“I’ve got to see it to believe it” was Evanston mayor Dennis Ottley’s first reaction when he heard about the Overthrust Industrial Association (OIA). A 1983 issue of the Christian Science Monitor, reported that Ottley was incredulous that an industry-backed organization would assist his southwestern Wyoming town through the growing pains of an energy boom. “I made that statement, but I ate them words,” said Ottley, adding, “I think we proved to the world that industry and local government can work together.”
The Overthrust Industrial Association (OIA) was an organization of 36 oil and gas producers and service/supply firms founded in 1980 by Chevron, Amoco, and Champlin. The OIA’s mission was to help local governments in southwestern Wyoming, northeastern Utah, and southeastern Idaho manage socioeconomic and environmental impacts caused by the rapid development of oil and gas resources in the energy-rich geological formation known as the Overthrust Belt.
There was certainly an overflow of issues for the energy companies and Evanston to tackle. Schools were packed to the rafters; oil field workers were living in their cars; construction workers had set up “bachelor camps” on the edge of town; and crime rates soared. According to a Winter 1981 article in the magazine Wyoming Issues, Evanston had grown from a population of 4,862 in 1977 to 7000+ in 1981.
The first step by the industry-community partnership of OIA was a series of meetings, beginning in February 1981, where Evanston residents could air their grievances.
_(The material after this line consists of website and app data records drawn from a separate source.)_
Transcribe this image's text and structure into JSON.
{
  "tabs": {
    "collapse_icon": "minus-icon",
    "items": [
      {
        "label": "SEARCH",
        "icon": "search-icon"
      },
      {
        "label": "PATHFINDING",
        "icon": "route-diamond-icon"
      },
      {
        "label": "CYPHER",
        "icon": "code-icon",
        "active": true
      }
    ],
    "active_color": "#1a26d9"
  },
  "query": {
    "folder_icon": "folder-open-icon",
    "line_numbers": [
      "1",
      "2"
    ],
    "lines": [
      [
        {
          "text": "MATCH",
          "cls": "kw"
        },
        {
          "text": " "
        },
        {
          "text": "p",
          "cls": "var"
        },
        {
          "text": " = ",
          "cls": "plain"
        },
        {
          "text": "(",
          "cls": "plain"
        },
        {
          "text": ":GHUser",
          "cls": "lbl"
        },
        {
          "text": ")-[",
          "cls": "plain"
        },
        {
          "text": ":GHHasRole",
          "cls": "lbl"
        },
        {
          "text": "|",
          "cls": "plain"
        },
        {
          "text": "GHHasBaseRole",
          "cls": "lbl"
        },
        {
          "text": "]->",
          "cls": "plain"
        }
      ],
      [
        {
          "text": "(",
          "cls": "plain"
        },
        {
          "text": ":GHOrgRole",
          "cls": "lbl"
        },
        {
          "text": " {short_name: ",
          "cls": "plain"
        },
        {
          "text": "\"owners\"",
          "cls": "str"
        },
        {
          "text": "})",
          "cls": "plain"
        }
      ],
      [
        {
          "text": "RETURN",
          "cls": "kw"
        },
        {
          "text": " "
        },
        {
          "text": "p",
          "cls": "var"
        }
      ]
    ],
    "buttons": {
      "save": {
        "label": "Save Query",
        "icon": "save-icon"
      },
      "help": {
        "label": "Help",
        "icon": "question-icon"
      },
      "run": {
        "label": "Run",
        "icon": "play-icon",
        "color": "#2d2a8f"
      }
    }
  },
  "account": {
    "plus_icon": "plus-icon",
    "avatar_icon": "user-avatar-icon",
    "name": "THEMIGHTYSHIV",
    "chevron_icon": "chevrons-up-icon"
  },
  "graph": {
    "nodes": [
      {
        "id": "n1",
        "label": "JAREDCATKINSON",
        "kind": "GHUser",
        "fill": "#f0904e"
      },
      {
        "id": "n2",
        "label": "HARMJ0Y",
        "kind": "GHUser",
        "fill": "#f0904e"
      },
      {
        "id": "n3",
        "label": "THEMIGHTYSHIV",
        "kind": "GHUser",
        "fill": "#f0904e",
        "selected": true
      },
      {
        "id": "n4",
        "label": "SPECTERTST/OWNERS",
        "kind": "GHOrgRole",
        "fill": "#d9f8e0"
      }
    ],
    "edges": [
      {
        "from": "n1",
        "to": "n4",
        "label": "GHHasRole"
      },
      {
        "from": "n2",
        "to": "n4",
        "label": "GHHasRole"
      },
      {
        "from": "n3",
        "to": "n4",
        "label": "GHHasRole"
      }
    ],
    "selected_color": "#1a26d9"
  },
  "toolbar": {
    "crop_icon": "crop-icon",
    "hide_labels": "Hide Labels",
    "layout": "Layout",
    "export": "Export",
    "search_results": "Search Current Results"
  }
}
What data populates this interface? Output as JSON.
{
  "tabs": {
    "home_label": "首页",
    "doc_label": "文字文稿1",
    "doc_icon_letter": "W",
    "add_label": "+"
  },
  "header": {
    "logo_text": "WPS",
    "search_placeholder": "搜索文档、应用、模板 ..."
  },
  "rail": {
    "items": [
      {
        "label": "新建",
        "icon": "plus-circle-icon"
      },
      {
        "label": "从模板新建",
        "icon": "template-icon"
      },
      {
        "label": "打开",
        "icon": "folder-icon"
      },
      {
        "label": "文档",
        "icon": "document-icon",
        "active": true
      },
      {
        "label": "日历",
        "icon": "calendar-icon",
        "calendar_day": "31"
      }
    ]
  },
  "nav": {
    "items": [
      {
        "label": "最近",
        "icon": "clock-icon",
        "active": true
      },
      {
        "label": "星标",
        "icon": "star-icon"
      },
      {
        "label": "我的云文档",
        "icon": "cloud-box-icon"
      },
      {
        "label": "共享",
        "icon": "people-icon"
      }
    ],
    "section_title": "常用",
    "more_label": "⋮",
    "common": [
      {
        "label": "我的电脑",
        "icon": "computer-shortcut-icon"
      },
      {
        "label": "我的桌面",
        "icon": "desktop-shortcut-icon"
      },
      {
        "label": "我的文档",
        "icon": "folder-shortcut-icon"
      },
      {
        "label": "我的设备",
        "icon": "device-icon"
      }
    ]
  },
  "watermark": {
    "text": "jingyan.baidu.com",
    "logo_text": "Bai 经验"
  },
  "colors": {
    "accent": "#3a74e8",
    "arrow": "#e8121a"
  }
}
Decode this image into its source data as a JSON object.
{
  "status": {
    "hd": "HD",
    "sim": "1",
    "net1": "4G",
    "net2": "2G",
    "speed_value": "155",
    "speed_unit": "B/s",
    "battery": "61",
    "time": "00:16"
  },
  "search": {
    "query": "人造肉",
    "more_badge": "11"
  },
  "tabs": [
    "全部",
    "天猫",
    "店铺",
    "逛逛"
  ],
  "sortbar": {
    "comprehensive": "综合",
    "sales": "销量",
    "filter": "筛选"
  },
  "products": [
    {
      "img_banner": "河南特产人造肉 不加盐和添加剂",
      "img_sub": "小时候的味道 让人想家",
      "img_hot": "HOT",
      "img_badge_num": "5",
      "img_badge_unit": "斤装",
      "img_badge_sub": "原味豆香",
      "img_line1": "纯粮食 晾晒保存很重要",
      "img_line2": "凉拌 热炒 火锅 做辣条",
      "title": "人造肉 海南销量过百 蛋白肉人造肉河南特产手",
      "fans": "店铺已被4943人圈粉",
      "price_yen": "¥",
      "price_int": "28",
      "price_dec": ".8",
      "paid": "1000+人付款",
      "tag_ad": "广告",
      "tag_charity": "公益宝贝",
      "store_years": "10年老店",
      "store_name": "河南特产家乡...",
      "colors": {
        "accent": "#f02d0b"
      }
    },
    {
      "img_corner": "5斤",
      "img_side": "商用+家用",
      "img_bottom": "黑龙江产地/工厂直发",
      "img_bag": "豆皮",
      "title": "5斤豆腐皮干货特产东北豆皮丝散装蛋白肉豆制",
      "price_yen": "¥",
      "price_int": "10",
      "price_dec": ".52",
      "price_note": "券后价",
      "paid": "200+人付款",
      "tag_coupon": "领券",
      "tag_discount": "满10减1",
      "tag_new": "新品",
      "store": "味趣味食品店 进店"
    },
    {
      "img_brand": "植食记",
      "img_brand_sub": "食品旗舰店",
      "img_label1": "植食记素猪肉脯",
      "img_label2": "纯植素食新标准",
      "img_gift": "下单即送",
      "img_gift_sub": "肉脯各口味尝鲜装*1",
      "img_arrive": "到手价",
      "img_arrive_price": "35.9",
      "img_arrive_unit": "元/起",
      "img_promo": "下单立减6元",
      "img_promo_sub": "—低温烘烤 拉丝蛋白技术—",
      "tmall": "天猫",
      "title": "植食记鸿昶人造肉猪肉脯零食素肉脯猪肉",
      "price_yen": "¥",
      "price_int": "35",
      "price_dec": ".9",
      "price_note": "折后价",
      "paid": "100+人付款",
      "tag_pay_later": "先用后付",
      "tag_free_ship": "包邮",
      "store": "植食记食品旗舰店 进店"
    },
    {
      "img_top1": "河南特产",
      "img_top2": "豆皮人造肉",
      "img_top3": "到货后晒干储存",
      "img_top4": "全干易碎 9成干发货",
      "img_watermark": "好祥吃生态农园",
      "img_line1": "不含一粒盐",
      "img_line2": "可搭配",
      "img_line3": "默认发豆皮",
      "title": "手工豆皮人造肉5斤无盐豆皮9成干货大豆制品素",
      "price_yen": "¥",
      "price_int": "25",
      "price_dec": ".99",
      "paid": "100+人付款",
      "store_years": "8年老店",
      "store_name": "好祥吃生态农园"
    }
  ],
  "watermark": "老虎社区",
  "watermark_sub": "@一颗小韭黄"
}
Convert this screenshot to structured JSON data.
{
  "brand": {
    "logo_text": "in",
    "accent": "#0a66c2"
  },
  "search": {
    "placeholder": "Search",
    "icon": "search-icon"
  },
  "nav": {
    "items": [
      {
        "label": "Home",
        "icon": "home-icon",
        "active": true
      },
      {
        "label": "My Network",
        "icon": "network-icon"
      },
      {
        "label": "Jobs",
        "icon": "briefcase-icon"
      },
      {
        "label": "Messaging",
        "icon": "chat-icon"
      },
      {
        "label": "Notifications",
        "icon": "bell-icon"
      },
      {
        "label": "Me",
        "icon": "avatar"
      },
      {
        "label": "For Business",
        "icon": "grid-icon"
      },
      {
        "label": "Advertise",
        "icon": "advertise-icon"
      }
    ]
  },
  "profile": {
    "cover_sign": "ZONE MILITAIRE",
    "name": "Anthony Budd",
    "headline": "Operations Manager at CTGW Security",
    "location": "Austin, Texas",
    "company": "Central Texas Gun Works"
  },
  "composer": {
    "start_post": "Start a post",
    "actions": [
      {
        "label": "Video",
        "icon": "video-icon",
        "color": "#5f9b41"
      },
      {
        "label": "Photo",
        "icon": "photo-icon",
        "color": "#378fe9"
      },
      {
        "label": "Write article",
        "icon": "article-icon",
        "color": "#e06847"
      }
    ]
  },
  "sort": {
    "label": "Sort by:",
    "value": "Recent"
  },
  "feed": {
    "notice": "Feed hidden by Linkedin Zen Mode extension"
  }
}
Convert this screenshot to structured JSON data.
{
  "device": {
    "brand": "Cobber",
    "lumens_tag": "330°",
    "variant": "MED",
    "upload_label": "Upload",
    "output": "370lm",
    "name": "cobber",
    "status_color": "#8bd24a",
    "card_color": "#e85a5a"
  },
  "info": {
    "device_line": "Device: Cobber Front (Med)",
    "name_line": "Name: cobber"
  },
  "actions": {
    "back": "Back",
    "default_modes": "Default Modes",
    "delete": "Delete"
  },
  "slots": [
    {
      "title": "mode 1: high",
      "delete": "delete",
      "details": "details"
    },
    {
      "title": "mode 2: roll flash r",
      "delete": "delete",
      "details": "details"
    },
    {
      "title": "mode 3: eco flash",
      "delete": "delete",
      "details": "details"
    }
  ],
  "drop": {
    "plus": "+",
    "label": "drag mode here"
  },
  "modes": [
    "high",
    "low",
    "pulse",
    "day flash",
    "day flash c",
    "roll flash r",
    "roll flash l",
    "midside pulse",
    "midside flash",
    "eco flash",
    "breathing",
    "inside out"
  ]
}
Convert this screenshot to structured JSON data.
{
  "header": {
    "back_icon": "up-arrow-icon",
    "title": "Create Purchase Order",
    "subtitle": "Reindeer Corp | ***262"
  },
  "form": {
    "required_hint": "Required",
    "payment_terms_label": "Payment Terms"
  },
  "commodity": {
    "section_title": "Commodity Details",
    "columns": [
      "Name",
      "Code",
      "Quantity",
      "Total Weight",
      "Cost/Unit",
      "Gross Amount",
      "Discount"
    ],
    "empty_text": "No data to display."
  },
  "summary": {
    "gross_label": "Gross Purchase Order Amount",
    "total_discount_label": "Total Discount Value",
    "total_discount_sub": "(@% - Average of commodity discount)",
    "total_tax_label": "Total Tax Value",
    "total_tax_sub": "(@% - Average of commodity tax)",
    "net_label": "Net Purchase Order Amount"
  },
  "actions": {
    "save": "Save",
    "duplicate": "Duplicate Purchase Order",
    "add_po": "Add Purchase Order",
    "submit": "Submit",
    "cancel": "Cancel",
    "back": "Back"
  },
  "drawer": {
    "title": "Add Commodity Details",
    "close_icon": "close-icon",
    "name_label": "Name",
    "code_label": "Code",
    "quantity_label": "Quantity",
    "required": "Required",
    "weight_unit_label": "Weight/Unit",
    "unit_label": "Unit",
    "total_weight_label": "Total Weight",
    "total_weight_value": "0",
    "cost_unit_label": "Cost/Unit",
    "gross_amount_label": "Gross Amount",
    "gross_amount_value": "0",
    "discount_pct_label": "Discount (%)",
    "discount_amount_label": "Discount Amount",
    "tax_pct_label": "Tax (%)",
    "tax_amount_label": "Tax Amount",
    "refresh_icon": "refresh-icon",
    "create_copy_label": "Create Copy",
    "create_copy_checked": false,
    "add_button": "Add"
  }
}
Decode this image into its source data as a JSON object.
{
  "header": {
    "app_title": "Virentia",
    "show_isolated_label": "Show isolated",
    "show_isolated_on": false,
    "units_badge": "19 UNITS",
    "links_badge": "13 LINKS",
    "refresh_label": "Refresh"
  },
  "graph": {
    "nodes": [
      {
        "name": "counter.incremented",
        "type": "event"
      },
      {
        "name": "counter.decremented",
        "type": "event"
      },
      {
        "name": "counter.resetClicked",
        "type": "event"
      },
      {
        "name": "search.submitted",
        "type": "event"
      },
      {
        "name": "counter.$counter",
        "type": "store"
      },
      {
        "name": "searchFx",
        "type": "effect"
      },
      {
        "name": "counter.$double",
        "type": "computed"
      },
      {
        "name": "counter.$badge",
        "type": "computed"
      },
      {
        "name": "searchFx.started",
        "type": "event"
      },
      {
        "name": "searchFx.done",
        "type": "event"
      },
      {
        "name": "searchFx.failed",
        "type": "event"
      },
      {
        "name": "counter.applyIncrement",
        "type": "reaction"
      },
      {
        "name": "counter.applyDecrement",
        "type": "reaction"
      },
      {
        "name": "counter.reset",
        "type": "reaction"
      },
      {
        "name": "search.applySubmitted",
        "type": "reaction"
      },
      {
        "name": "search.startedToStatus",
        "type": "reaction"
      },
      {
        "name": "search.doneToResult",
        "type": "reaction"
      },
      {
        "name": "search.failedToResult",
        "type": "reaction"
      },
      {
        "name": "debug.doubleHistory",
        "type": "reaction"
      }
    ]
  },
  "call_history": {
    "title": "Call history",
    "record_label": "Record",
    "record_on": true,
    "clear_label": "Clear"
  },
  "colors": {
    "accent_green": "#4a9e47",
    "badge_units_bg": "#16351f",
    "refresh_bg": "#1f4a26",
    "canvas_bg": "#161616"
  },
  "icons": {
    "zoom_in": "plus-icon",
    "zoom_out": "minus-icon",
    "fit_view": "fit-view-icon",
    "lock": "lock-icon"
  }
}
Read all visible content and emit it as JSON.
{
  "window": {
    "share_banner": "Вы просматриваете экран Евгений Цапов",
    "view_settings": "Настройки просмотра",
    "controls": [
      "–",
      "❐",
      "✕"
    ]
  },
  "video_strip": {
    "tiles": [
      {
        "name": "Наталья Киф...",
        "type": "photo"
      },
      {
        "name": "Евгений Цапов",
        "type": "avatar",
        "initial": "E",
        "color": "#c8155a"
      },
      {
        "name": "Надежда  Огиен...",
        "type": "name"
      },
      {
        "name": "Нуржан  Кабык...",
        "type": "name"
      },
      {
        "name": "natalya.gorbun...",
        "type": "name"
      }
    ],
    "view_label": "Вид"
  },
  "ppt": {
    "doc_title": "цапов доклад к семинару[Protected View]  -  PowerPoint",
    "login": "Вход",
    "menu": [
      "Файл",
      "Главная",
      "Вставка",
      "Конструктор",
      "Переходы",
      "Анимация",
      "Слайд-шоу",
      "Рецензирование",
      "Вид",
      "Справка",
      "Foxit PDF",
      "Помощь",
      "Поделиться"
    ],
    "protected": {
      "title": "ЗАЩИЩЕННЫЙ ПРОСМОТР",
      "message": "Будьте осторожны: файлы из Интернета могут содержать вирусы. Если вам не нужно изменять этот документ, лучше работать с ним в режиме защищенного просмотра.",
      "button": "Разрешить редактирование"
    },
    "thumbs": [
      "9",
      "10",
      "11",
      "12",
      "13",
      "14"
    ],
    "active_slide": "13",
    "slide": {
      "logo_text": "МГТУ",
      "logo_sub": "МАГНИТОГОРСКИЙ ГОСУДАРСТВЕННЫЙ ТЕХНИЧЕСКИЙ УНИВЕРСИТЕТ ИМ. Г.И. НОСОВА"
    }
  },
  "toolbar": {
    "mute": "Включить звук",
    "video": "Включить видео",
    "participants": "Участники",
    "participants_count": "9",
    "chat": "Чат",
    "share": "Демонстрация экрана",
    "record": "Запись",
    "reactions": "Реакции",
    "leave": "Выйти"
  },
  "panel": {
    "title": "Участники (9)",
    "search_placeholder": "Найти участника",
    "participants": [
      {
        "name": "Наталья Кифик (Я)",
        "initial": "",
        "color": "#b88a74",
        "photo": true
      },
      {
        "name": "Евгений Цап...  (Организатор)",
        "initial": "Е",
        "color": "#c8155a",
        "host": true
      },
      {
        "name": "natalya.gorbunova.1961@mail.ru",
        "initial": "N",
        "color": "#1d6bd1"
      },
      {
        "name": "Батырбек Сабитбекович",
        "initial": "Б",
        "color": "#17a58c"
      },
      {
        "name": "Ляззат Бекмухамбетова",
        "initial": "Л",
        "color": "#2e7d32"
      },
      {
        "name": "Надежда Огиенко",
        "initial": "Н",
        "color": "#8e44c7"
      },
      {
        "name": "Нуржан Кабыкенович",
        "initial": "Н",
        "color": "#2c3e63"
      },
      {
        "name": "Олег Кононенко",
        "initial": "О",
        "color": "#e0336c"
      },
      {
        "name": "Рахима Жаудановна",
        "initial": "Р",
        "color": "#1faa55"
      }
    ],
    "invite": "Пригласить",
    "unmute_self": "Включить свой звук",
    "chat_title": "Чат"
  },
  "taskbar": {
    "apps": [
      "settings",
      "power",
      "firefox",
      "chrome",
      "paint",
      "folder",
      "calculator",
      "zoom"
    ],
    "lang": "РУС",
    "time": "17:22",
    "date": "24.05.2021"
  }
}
Next came the establishment of a committee to present community requests to the OIA, which, as of 1983, provided about $100 million for schools, roads, water lines, sewers, and other projects.
The Monitor’s article quotes Evanston city administrators regarding the OIA. City administrator Stephen Snyder explained to the Monitor that the OIA was pushed into existence partly because of pressure from county government, which had the power to deny the building permits the companies sought. According to Mayor Ottley, by the time the OIA was launched, the people of Evanston had long been in the dark as to how big a boom to expect. “The energy companies weren’t telling us much,” Ottley said.
“But the OIA has been very good,” Julie Lehman, director of the city housing authority, told the Monitor. ”And if it never did anything but facilitate communications between industry and governmental entities, it would be worth it.”
The Monitor was somewhat patronizing in concluding, “Evanston may not be your candidate for city beautiful, but Chuck McLean of the Denver Research Group gives the city high marks for the way it has coped.”
Besides passing out funds, the OIA retained a consulting firm, the Denver Research Group, to develop a comprehensive plan for streets, utilities, and so on, and to help the city lobby for grant money from other sources. Out of these efforts came the seed of the Evanston Renewal Ball, which still exists and has grown from a community celebration involving a handful of volunteers to a major fundraising event. The primary purpose of the Ball has become the preservation and revitalization of the downtown and the rail yards.
As the energy boom subsided in the mid-1980s, so did the OIA. By 1984, the OIA was publishing its last issues of Overthrust News. By 1985, an energy bust had already engulfed Wyoming.
The OIA records at the UW American Heritage Center contain administrative files beginning with the development of the OIA concept in 1979 and ending with the practical shutdown of the organization in 1985. Files document interaction with local government agencies and oil and gas corporations and describe the assistance provided to impacted communities. Original order has been maintained and a printed guide to the files, written by the organization, is included.
Blog contribution by Leslie Waggener, Archivist, Arrangement and Description